* WHAT IS REQUIRED: The answer must consist of every line below that contains the word "repository".

* RECORDED INFORMATION:
_ _ _

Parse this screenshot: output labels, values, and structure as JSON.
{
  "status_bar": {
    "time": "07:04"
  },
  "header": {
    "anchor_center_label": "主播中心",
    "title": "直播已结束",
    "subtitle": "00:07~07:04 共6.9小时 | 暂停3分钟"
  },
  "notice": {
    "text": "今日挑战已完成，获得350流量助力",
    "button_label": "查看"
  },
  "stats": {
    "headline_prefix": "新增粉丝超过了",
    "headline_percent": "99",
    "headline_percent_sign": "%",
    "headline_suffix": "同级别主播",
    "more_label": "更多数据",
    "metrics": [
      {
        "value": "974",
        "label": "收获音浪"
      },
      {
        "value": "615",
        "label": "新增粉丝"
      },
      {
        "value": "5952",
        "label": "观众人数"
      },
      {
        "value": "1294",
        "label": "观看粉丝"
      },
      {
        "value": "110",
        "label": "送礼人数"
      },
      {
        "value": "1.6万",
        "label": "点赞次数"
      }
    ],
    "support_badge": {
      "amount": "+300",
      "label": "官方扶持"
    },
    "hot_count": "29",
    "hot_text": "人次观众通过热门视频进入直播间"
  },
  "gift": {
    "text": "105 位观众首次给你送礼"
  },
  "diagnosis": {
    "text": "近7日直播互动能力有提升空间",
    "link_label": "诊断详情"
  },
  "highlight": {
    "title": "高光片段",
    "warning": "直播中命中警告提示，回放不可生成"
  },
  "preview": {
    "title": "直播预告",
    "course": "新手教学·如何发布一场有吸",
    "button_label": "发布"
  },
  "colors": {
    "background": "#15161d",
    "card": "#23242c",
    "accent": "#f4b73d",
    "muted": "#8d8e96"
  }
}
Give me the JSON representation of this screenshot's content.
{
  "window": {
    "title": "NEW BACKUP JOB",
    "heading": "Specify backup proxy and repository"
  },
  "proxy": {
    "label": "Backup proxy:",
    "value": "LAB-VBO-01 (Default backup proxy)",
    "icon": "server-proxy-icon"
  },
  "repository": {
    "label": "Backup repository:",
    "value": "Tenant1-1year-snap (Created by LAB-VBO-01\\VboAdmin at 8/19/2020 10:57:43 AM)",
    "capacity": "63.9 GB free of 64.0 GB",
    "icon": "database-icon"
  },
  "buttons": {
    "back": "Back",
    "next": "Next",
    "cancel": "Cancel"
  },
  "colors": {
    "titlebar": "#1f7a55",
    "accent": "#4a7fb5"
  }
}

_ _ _

* EXERCISE ANSWER:
    "heading": "Specify backup proxy and repository"
  "repository": {
    "label": "Backup repository:",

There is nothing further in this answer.